The second thing to call out from the plan is regarding Salt Hill State Forest. This little known state forest is set in Westchester County adjacent to DEP land. Initially this forest was expected to change ownership to NYC, but now the state is planning to keep ownership and put in place a management plan for the property. DEC is proposing to manage this property similar to other state lands in Westchester, meaning they are proposing a large parking lot and special regulations that seem more akin to a park than to a state forest. Limited hunting will be allowed, but only with vertical bows and only for big game, which is a reduction in current hunting opportunities. We feel this is a missed opportunity for the DEC to support hunters and anglers in Westchester county by creating yet another location managed primarily for hikers and bikers. We would like to see the DEC amend the UMP to specifically manage this property with hunting and fishing as the top priority.

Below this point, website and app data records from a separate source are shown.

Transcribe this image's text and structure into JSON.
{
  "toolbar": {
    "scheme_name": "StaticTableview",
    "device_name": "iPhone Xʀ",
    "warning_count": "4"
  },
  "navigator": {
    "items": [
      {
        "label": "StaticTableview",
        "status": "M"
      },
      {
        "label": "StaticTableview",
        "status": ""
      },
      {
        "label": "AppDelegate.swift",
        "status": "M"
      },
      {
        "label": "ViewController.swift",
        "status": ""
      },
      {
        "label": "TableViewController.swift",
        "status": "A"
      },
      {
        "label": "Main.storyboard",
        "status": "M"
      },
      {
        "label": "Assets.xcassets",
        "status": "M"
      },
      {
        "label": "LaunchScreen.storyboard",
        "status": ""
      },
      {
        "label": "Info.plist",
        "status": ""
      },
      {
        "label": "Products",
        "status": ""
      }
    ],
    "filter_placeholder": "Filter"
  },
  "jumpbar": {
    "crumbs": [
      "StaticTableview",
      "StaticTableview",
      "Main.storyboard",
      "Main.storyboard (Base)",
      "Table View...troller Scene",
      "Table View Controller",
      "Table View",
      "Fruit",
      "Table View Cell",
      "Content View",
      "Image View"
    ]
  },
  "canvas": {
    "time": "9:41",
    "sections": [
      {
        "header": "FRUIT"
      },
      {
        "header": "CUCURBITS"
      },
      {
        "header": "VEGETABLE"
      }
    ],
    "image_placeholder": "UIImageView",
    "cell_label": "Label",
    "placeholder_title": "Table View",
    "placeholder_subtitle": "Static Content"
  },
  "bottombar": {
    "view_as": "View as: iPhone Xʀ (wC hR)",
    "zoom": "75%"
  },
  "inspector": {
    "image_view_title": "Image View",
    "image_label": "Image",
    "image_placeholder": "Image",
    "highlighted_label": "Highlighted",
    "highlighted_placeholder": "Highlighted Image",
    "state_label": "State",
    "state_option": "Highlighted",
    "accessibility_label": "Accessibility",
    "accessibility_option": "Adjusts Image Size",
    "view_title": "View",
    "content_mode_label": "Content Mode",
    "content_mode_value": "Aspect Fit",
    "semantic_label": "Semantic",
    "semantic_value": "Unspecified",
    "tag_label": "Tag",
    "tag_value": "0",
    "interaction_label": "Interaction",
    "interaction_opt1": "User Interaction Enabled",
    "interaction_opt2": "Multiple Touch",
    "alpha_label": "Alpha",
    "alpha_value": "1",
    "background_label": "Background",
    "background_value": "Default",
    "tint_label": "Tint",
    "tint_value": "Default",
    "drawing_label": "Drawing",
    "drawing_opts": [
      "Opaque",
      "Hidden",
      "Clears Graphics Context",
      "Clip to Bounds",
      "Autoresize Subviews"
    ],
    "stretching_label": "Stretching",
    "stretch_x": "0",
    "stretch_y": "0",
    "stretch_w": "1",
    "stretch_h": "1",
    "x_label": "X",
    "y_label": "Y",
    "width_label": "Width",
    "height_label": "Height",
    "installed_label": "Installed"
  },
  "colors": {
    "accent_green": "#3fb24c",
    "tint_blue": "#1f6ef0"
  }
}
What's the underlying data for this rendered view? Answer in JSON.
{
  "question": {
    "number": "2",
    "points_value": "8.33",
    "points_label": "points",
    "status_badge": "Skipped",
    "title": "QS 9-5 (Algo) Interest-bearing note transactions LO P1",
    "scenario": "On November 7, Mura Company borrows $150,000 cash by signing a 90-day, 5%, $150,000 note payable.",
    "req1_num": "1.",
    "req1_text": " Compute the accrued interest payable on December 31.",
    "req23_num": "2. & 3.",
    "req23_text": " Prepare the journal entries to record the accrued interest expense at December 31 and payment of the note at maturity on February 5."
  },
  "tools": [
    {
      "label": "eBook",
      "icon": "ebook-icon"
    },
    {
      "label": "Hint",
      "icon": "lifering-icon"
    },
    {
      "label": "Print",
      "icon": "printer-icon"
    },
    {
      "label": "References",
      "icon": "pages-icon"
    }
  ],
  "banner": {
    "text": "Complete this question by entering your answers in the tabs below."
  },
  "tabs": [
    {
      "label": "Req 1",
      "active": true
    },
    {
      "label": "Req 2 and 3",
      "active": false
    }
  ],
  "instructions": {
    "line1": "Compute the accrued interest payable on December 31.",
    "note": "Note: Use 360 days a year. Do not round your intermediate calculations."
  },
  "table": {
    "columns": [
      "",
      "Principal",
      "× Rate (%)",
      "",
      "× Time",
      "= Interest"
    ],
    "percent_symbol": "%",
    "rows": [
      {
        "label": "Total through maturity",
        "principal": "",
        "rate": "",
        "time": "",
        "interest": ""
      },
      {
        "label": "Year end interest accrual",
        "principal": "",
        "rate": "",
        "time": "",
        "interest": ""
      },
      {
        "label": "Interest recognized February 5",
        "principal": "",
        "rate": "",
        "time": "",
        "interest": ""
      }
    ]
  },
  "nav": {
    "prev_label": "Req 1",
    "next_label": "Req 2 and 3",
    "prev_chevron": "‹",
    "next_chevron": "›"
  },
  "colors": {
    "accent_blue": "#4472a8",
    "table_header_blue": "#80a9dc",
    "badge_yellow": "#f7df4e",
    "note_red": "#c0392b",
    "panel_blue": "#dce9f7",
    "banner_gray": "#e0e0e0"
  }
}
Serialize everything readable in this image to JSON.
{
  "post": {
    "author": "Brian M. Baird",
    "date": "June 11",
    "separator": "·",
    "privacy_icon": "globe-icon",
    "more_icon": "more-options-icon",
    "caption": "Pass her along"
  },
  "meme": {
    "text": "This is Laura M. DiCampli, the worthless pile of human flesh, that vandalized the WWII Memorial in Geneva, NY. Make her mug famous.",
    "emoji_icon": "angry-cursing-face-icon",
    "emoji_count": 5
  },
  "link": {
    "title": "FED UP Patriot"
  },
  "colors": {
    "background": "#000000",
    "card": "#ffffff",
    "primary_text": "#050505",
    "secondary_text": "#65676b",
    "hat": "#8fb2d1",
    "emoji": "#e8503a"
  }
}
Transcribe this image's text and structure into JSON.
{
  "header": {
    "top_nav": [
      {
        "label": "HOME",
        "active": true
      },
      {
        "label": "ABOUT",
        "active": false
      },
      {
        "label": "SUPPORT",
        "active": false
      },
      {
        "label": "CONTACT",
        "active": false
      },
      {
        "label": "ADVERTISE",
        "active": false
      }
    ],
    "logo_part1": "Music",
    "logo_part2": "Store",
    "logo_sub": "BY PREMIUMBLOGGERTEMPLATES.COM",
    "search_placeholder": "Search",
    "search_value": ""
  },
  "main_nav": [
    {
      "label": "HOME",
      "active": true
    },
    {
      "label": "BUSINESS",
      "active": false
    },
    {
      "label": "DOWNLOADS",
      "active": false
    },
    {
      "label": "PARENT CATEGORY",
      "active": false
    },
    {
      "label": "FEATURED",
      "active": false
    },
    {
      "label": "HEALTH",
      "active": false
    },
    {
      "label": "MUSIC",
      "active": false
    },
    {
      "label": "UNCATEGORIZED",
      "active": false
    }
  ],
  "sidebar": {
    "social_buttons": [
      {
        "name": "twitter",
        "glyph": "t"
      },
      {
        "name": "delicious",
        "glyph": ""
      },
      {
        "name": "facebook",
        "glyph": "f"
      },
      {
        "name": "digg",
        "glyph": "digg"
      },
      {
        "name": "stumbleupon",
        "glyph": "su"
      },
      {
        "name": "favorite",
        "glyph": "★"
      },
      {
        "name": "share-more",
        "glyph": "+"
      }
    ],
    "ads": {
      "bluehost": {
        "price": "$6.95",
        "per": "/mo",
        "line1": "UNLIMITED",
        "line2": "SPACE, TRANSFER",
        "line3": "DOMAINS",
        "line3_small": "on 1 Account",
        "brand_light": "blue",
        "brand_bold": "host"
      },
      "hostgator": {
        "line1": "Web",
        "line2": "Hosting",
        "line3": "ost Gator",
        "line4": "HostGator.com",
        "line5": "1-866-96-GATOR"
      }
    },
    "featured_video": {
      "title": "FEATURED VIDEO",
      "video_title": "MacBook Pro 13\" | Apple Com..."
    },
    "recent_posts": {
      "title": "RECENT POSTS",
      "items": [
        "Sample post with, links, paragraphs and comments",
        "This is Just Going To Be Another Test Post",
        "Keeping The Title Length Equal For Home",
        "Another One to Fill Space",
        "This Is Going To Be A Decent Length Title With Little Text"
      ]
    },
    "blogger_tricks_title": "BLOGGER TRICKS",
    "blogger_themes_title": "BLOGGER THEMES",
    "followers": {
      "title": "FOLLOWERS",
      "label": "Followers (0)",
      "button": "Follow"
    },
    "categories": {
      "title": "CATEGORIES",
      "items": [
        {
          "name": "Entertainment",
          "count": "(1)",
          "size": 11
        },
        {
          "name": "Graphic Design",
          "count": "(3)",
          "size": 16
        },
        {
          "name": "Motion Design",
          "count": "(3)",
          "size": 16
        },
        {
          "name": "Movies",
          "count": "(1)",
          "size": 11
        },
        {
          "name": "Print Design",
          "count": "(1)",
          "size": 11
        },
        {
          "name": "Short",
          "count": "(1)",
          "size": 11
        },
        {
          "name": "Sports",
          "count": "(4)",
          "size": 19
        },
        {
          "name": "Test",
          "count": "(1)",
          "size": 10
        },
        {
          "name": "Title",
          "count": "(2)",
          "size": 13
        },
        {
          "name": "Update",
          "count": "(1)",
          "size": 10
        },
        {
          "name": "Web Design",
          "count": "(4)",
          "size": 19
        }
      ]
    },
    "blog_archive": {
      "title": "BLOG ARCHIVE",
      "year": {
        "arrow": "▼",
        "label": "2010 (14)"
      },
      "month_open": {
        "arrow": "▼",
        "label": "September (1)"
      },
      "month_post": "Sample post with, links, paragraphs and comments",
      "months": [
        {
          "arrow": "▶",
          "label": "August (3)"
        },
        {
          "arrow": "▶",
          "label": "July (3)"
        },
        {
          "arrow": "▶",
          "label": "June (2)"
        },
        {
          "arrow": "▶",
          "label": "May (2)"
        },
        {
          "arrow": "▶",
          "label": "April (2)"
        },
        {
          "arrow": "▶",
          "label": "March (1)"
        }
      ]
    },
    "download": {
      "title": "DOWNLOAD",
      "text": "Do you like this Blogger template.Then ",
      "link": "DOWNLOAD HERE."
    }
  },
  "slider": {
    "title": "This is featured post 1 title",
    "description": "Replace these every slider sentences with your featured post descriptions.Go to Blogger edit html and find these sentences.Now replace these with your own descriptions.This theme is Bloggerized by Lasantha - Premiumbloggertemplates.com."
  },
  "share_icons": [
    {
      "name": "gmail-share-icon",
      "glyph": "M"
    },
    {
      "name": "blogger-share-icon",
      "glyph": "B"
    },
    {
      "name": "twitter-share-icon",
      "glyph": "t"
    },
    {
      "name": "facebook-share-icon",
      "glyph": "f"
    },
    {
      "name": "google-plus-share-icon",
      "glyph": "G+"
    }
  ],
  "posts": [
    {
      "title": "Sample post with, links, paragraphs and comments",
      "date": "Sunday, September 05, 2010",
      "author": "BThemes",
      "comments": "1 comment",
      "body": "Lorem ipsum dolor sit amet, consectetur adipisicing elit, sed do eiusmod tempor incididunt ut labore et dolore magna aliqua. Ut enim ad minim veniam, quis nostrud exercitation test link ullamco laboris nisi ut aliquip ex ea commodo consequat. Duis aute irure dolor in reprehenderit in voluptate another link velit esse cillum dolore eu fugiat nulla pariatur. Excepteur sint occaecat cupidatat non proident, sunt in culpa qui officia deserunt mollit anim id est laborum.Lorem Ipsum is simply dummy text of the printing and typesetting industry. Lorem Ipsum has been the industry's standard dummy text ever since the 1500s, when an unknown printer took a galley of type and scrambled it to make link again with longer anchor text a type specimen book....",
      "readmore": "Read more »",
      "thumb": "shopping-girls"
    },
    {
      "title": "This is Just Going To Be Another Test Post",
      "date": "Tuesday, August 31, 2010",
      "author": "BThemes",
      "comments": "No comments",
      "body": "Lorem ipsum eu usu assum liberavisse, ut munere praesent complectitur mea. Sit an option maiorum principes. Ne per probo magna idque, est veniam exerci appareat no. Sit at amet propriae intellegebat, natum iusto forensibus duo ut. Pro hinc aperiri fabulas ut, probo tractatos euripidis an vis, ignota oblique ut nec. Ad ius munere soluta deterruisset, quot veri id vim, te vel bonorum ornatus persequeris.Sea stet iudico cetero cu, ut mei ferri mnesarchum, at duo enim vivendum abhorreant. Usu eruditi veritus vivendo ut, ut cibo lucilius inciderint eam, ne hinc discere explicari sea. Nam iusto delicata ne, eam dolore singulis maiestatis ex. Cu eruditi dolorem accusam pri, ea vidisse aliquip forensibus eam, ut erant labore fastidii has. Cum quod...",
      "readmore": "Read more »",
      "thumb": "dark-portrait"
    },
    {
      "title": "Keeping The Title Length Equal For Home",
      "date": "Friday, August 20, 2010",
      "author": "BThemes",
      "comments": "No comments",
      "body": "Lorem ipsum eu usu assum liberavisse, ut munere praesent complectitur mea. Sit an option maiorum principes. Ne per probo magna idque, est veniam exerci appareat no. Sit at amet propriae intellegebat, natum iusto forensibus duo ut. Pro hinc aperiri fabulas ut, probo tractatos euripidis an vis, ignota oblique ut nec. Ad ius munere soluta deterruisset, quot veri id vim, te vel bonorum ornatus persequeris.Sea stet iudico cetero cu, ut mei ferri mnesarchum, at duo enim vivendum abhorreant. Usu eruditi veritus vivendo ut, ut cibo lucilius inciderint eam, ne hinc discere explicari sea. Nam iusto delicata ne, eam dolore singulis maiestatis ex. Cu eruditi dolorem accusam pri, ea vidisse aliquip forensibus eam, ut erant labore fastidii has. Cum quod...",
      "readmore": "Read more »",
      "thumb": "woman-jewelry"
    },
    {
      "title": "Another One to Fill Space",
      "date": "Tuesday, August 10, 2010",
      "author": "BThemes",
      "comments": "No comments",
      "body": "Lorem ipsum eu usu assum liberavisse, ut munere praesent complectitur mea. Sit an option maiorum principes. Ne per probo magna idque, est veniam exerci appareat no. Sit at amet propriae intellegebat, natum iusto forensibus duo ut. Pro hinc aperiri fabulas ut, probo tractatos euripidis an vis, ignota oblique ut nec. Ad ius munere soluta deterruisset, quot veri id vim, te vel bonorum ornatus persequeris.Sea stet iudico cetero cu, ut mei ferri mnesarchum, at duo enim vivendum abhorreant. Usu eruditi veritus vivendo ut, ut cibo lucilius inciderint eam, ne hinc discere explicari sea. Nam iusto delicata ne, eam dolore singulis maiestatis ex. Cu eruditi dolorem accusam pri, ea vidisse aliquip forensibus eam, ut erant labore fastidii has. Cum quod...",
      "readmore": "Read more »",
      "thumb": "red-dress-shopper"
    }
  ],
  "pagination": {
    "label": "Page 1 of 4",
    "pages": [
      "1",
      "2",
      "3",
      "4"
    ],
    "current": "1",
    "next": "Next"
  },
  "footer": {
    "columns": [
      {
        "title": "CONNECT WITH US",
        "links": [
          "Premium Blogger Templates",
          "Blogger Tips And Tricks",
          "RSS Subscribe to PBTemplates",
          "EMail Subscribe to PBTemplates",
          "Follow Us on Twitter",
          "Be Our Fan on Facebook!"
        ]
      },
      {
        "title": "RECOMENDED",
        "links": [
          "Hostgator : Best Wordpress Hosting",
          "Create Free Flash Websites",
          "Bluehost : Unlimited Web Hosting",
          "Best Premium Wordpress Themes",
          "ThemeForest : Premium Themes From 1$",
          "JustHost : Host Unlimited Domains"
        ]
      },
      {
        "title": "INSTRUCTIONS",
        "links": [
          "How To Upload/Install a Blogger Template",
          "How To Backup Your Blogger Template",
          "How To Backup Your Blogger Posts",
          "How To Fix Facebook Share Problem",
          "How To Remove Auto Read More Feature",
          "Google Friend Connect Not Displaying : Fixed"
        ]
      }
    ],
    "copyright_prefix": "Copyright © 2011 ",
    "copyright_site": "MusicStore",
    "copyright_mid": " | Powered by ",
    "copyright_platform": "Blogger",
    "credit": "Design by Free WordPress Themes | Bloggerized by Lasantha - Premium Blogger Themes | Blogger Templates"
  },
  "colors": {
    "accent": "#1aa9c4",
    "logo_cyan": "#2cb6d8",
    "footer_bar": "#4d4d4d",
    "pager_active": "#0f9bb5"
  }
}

Third, DEC is looking for input on a plan for a failing dam in West Mountain State Forest. DEC presents a few alternatives to solve for the dam including repairing the dam, breaching the dam, and doing nothing. Due to stated benefits to water quality downstream (increased oxygen levels, decreased temperature) we feel that the option to breach the dam and allow the habitat to return to its more natural state is the best option.
Finally, we want to call out some really great access improvements in this plan. Specifically, the DEC is planning on improved parking, easements and light weight trail building to improve access for hunters and anglers on a number of properties in this unit. This includes work at White Pond MUA, Big Buck Mountain MUA, Stissing Mountain MUA, Lafayetteville MUA, and Roeliff Jansen Kill MUA. We applaud these plans and encourage all of you to do the same!
There is a lot more detail in the plan, and we encourage all of you to take the time to read through it. These plans impact how the DEC manages our public lands and waters and the more they hear from hunters and anglers, the more we can impact these plans to benefit hunting/fishing opportunities, but also wildlife and habitat. We would like to see DEC involve our community earlier in these processes, and to convince them to do that, they need to hear from all of us!
DEC is holding public meetings the last of which is November 22, the details are as follows:
Tuesday Nov. 22
5 – 8 P.M.
Town of Kent Courthouse
25 Sybils Crossing, Carmel NY 12512
Thank you for taking action on this issue!
New York Chapter Board